… at the theater where I was honored to organize viewing/costume parties for The Lord of the Rings, all three films, owner Greg Boardman shut down The Lorraine for two weeks rather than show Jackass 2 or Beerfest. From the article, it appears that some folks backed his decision and some folks whined that he took away entertainment from the children (“Won’t someone PLEASE think of the CHILDREN?!??”):
Hoopeston native P.J. Clingenpeel [hell no, I'm not making that up] said the projectors should never have been turned off in the first place. He said the two-week shutdown only hurt children in this town where Boardman’s movie houses and a skating rink are about all they have to do outside of school and sports.
“All he did was ruin a lot of kids’weekends. That’s why I think he’s a crybaby,”said Clingenpeel, a 30-year-old welder.
Excuse me? Who’s a crybaby? The theater owner so disgusted with the product he has to sell that he loses a little money rather than sell it, or the parents of children so bereft of something productive to do that their weekends are spoiled when they can’t watch Johnny Knoxville do … whatever the hell it is that he does? As the article points out, the movie was playing in Danville, which is 25 miles away. Quite a haul. Poor parents, having to listen to their kids whine all weekend because they couldn’t make the 50-mile round-trip to see either of two movies exalting the best of the human spirit.

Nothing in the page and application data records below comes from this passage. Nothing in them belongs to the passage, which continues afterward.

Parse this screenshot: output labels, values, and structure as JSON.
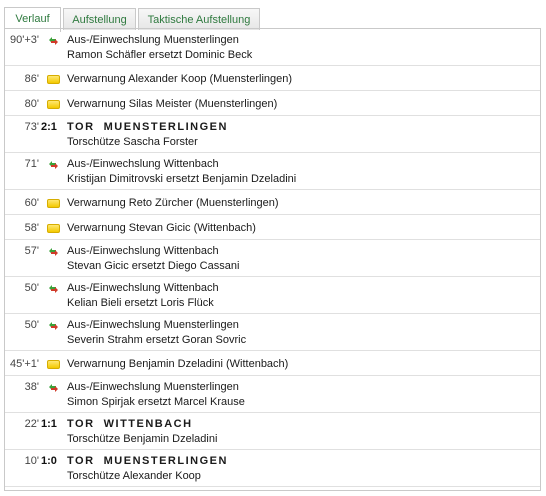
{
  "tabs": [
    {
      "label": "Verlauf",
      "active": true
    },
    {
      "label": "Aufstellung",
      "active": false
    },
    {
      "label": "Taktische Aufstellung",
      "active": false
    }
  ],
  "colors": {
    "tab_text": "#2f7a3f",
    "card_yellow": "#f3c900",
    "border": "#c9c9c9"
  },
  "events": [
    {
      "minute": "90'+3'",
      "icon": "substitution-icon",
      "line1": "Aus-/Einwechslung Muensterlingen",
      "line2": "Ramon Schäfler ersetzt Dominic Beck"
    },
    {
      "minute": "86'",
      "icon": "yellow-card-icon",
      "line1": "Verwarnung Alexander Koop (Muensterlingen)"
    },
    {
      "minute": "80'",
      "icon": "yellow-card-icon",
      "line1": "Verwarnung Silas Meister (Muensterlingen)"
    },
    {
      "minute": "73'",
      "score": "2:1",
      "goal_title": "TOR  MUENSTERLINGEN",
      "line2": "Torschütze Sascha Forster"
    },
    {
      "minute": "71'",
      "icon": "substitution-icon",
      "line1": "Aus-/Einwechslung Wittenbach",
      "line2": "Kristijan Dimitrovski ersetzt Benjamin Dzeladini"
    },
    {
      "minute": "60'",
      "icon": "yellow-card-icon",
      "line1": "Verwarnung Reto Zürcher (Muensterlingen)"
    },
    {
      "minute": "58'",
      "icon": "yellow-card-icon",
      "line1": "Verwarnung Stevan Gicic (Wittenbach)"
    },
    {
      "minute": "57'",
      "icon": "substitution-icon",
      "line1": "Aus-/Einwechslung Wittenbach",
      "line2": "Stevan Gicic ersetzt Diego Cassani"
    },
    {
      "minute": "50'",
      "icon": "substitution-icon",
      "line1": "Aus-/Einwechslung Wittenbach",
      "line2": "Kelian Bieli ersetzt Loris Flück"
    },
    {
      "minute": "50'",
      "icon": "substitution-icon",
      "line1": "Aus-/Einwechslung Muensterlingen",
      "line2": "Severin Strahm ersetzt Goran Sovric"
    },
    {
      "minute": "45'+1'",
      "icon": "yellow-card-icon",
      "line1": "Verwarnung Benjamin Dzeladini (Wittenbach)"
    },
    {
      "minute": "38'",
      "icon": "substitution-icon",
      "line1": "Aus-/Einwechslung Muensterlingen",
      "line2": "Simon Spirjak ersetzt Marcel Krause"
    },
    {
      "minute": "22'",
      "score": "1:1",
      "goal_title": "TOR  WITTENBACH",
      "line2": "Torschütze Benjamin Dzeladini"
    },
    {
      "minute": "10'",
      "score": "1:0",
      "goal_title": "TOR  MUENSTERLINGEN",
      "line2": "Torschütze Alexander Koop"
    }
  ]
}
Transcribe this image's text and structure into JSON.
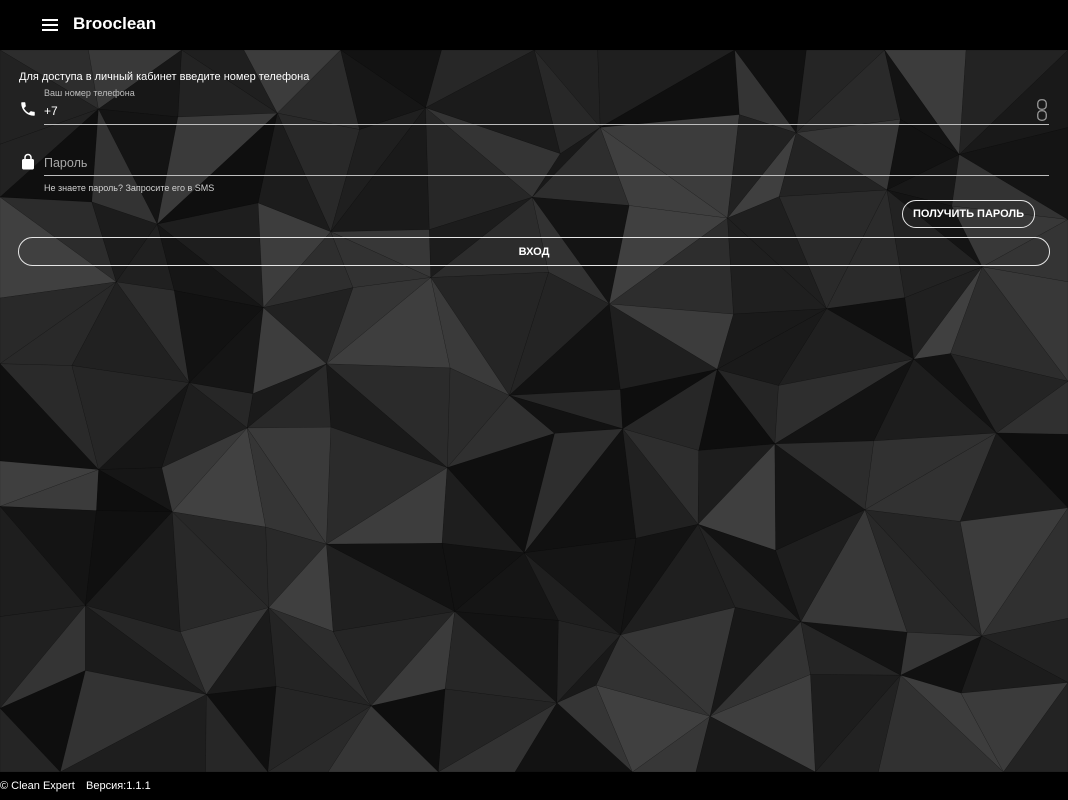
{
  "app": {
    "title": "Brooclean",
    "menu_icon": "menu-icon"
  },
  "login": {
    "intro": "Для доступа в личный кабинет введите номер телефона",
    "phone": {
      "label": "Ваш номер телефона",
      "value": "+7",
      "icon": "phone-icon",
      "trailing_icon": "contacts-icon"
    },
    "password": {
      "placeholder": "Пароль",
      "icon": "lock-icon"
    },
    "hint": "Не знаете пароль? Запросите его в SMS",
    "get_password_label": "ПОЛУЧИТЬ ПАРОЛЬ",
    "login_label": "ВХОД"
  },
  "footer": {
    "copyright": "© Clean Expert",
    "version": "Версия:1.1.1"
  },
  "colors": {
    "header_background": "#000000",
    "background": "#1c1c1c",
    "text": "#ffffff",
    "button_border": "#e6e6e6"
  }
}
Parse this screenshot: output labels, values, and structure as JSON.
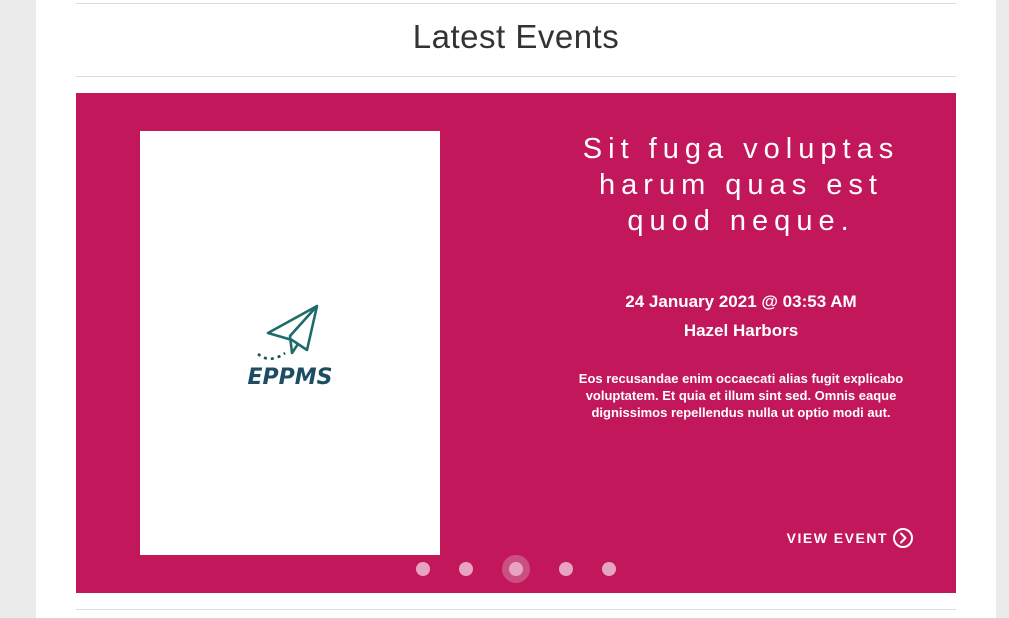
{
  "section": {
    "title": "Latest Events"
  },
  "event": {
    "title": "Sit fuga voluptas harum quas est quod neque.",
    "date": "24 January 2021 @ 03:53 AM",
    "venue": "Hazel Harbors",
    "description": "Eos recusandae enim occaecati alias fugit explicabo voluptatem. Et quia et illum sint sed. Omnis eaque dignissimos repellendus nulla ut optio modi aut.",
    "view_label": "VIEW EVENT"
  },
  "logo": {
    "text": "EPPMS",
    "icon": "paper-plane-icon"
  },
  "slider": {
    "slide_count": 5,
    "active_slide": 3
  },
  "colors": {
    "accent": "#c2185b",
    "logo": "#1d4d63"
  }
}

What a crock. The Lorraine is a beautiful theater with a kick-ass sound system. Greg is a good guy who cheerfully hosted hordes of us breathless Lord of the Rings glassy-eyeds, provided us with a lovely historical venue for our celebration so that we didn’t have to deal with a gumshoed multiplex that was going to make its money either way and couldn’t have cared less that LotR was anything other than a run-of-the-mill set of popcorn flicks. Yes, it’s in a small town, and yes, this action affects the residents more than it would have at Greg’s other theater in Champaign. But I don’t pity the residents of a small town without many resources for entertainment. I pity residents anywhere who are so poor in resources of the mind that the loss of a couple of mindless movies sends them into a tailspin over The Lost Weekend. After all, as small as it is (and I’ve been there), Hoopeston does have a library.
Well done, Greg. Not because I know anything about either movie, though I’m quite willing to take your word for it that they’re garbage, but because you certainly are not required, for anybody’s sake, to take whatever the studios hand you and be nothing but an unthinking conduit. So far, I’m not really grooving too hard over Aaron Sorkin’s new TV offering, Studio 60 on the Sunset Strip, but something Amanda Peet’s character said on this week’s episode went down just fine with me. Asked how she would pick programming for the network, she answered that she’d ask herself three questions: 1) did she like it, 2) would her parents like it, and 3) would she let her kids watch it. If the answer to any of those three were yes, she’d air it. If the answer to all three was no, she wouldn’t.
Simple and fair enough for everybody. Or should be. Good judgment: It’s not just for studios any more.